▶

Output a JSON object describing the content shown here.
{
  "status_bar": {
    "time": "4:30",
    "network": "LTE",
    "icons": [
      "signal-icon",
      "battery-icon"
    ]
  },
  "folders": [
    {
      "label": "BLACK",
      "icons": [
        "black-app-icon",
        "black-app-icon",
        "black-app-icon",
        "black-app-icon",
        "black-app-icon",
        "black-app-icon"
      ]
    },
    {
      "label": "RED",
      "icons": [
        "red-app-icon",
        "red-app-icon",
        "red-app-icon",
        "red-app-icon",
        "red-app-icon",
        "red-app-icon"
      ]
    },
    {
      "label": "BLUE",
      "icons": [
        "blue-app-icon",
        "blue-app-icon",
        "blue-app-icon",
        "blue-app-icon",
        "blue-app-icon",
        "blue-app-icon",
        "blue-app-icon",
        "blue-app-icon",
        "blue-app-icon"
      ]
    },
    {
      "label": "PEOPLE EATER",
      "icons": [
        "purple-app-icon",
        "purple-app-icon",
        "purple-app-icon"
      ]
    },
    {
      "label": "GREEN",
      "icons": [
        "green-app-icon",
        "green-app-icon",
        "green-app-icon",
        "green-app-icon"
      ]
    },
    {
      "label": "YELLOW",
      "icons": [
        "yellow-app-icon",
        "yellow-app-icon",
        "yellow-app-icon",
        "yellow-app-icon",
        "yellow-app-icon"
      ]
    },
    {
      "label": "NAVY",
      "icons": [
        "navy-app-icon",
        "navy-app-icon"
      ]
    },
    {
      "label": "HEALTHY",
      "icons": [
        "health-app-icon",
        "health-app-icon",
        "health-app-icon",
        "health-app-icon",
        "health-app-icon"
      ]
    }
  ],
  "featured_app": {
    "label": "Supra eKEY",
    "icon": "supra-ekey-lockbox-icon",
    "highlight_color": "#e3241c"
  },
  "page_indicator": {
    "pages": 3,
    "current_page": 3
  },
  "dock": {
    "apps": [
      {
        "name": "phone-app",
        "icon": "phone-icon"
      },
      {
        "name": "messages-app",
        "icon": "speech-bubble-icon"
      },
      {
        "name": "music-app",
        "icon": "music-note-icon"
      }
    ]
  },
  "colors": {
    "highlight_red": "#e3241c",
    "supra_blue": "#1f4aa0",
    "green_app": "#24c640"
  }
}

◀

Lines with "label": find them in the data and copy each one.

      "label": "BLACK",
      "label": "RED",
      "label": "BLUE",
      "label": "PEOPLE EATER",
      "label": "GREEN",
      "label": "YELLOW",
      "label": "NAVY",
      "label": "HEALTHY",
    "label": "Supra eKEY",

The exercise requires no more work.